■ **YOUR ASSIGNMENT**
Each record is to be given again without alteration.

(Dataset records)
((
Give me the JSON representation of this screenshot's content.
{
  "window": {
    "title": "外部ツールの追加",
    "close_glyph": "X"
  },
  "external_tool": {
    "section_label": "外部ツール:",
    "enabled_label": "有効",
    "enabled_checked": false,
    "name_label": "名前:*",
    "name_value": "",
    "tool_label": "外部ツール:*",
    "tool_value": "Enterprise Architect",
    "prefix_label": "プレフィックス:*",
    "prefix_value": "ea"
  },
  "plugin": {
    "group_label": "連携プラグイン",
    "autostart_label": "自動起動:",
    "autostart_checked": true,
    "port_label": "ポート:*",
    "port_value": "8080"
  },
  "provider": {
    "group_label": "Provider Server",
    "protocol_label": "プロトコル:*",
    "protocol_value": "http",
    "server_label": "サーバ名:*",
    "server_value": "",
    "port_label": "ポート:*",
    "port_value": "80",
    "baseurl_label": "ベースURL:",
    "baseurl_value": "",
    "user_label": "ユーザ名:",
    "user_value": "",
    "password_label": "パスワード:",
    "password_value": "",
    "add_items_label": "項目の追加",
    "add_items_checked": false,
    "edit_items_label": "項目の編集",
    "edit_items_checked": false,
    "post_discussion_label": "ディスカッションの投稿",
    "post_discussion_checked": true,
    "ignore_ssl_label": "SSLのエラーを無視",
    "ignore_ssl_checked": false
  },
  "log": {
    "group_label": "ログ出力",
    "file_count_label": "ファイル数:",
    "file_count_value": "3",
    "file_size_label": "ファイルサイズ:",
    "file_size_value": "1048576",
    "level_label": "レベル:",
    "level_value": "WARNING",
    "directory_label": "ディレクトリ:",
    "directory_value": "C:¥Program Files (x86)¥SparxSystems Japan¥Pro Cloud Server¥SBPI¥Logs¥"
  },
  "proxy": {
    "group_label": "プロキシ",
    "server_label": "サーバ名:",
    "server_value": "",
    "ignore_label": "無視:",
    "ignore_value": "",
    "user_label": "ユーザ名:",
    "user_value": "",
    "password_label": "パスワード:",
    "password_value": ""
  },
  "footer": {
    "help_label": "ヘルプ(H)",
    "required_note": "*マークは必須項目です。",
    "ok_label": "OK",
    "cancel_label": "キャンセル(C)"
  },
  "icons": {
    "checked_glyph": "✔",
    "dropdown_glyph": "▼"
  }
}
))
■ **COMPLETED EXERCISE**
Give me the JSON representation of this screenshot's content.
{
  "window": {
    "title": "外部ツールの追加",
    "close_glyph": "X"
  },
  "external_tool": {
    "section_label": "外部ツール:",
    "enabled_label": "有効",
    "enabled_checked": false,
    "name_label": "名前:*",
    "name_value": "",
    "tool_label": "外部ツール:*",
    "tool_value": "Enterprise Architect",
    "prefix_label": "プレフィックス:*",
    "prefix_value": "ea"
  },
  "plugin": {
    "group_label": "連携プラグイン",
    "autostart_label": "自動起動:",
    "autostart_checked": true,
    "port_label": "ポート:*",
    "port_value": "8080"
  },
  "provider": {
    "group_label": "Provider Server",
    "protocol_label": "プロトコル:*",
    "protocol_value": "http",
    "server_label": "サーバ名:*",
    "server_value": "",
    "port_label": "ポート:*",
    "port_value": "80",
    "baseurl_label": "ベースURL:",
    "baseurl_value": "",
    "user_label": "ユーザ名:",
    "user_value": "",
    "password_label": "パスワード:",
    "password_value": "",
    "add_items_label": "項目の追加",
    "add_items_checked": false,
    "edit_items_label": "項目の編集",
    "edit_items_checked": false,
    "post_discussion_label": "ディスカッションの投稿",
    "post_discussion_checked": true,
    "ignore_ssl_label": "SSLのエラーを無視",
    "ignore_ssl_checked": false
  },
  "log": {
    "group_label": "ログ出力",
    "file_count_label": "ファイル数:",
    "file_count_value": "3",
    "file_size_label": "ファイルサイズ:",
    "file_size_value": "1048576",
    "level_label": "レベル:",
    "level_value": "WARNING",
    "directory_label": "ディレクトリ:",
    "directory_value": "C:¥Program Files (x86)¥SparxSystems Japan¥Pro Cloud Server¥SBPI¥Logs¥"
  },
  "proxy": {
    "group_label": "プロキシ",
    "server_label": "サーバ名:",
    "server_value": "",
    "ignore_label": "無視:",
    "ignore_value": "",
    "user_label": "ユーザ名:",
    "user_value": "",
    "password_label": "パスワード:",
    "password_value": ""
  },
  "footer": {
    "help_label": "ヘルプ(H)",
    "required_note": "*マークは必須項目です。",
    "ok_label": "OK",
    "cancel_label": "キャンセル(C)"
  },
  "icons": {
    "checked_glyph": "✔",
    "dropdown_glyph": "▼"
  }
}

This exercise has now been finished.